Exercise brief:
Return the data verbatim, without pictures.

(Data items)
§
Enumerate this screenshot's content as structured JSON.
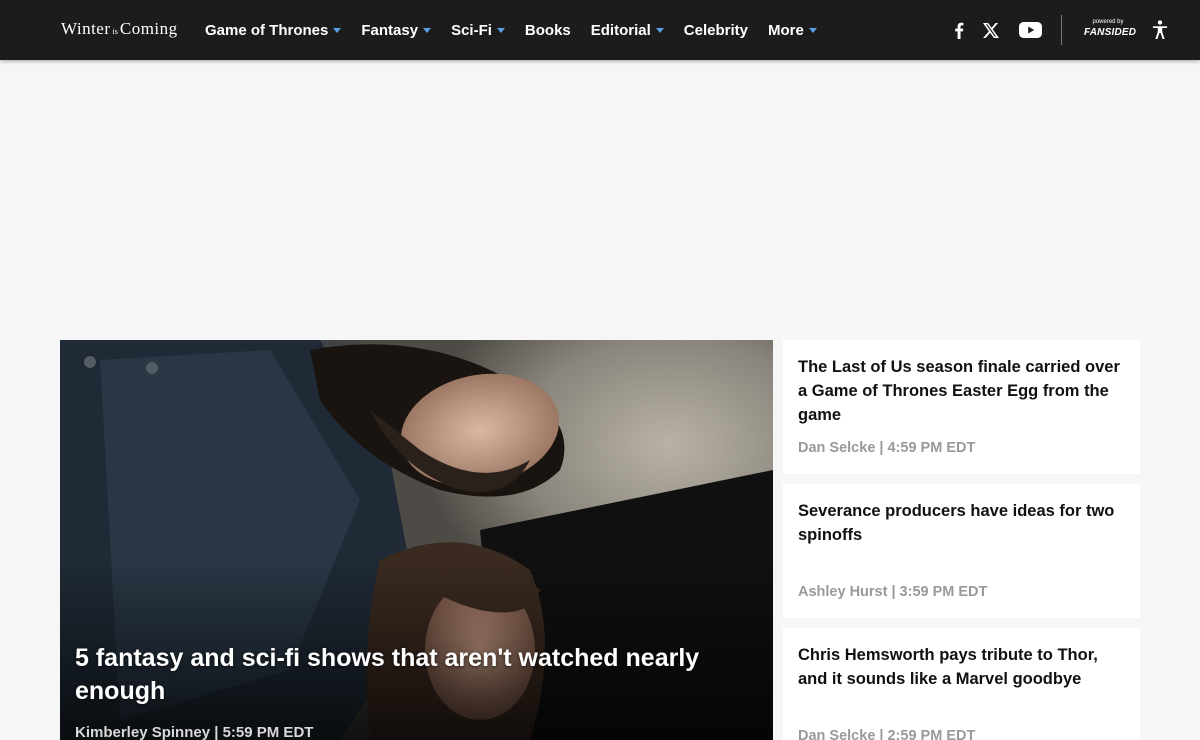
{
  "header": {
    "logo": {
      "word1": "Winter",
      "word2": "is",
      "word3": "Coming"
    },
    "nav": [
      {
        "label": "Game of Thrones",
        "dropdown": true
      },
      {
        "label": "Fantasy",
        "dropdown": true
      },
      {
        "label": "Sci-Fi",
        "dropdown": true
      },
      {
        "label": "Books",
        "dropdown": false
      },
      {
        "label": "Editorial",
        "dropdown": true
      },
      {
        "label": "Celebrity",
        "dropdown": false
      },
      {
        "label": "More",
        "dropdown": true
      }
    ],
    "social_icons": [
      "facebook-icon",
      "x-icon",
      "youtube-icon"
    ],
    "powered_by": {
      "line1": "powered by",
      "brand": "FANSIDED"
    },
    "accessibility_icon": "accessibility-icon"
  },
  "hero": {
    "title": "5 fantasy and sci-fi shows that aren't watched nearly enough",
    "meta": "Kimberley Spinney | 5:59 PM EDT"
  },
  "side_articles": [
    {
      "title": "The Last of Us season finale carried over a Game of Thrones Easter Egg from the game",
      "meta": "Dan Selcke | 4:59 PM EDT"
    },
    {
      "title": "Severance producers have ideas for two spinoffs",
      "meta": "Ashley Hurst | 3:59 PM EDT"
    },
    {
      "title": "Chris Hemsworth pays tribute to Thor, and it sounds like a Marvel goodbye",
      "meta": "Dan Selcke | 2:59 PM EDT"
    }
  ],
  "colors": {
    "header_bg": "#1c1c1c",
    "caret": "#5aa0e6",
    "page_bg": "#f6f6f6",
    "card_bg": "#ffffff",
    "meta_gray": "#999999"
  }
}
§
Output of the task:
Enumerate this screenshot's content as structured JSON.
{
  "header": {
    "logo": {
      "word1": "Winter",
      "word2": "is",
      "word3": "Coming"
    },
    "nav": [
      {
        "label": "Game of Thrones",
        "dropdown": true
      },
      {
        "label": "Fantasy",
        "dropdown": true
      },
      {
        "label": "Sci-Fi",
        "dropdown": true
      },
      {
        "label": "Books",
        "dropdown": false
      },
      {
        "label": "Editorial",
        "dropdown": true
      },
      {
        "label": "Celebrity",
        "dropdown": false
      },
      {
        "label": "More",
        "dropdown": true
      }
    ],
    "social_icons": [
      "facebook-icon",
      "x-icon",
      "youtube-icon"
    ],
    "powered_by": {
      "line1": "powered by",
      "brand": "FANSIDED"
    },
    "accessibility_icon": "accessibility-icon"
  },
  "hero": {
    "title": "5 fantasy and sci-fi shows that aren't watched nearly enough",
    "meta": "Kimberley Spinney | 5:59 PM EDT"
  },
  "side_articles": [
    {
      "title": "The Last of Us season finale carried over a Game of Thrones Easter Egg from the game",
      "meta": "Dan Selcke | 4:59 PM EDT"
    },
    {
      "title": "Severance producers have ideas for two spinoffs",
      "meta": "Ashley Hurst | 3:59 PM EDT"
    },
    {
      "title": "Chris Hemsworth pays tribute to Thor, and it sounds like a Marvel goodbye",
      "meta": "Dan Selcke | 2:59 PM EDT"
    }
  ],
  "colors": {
    "header_bg": "#1c1c1c",
    "caret": "#5aa0e6",
    "page_bg": "#f6f6f6",
    "card_bg": "#ffffff",
    "meta_gray": "#999999"
  }
}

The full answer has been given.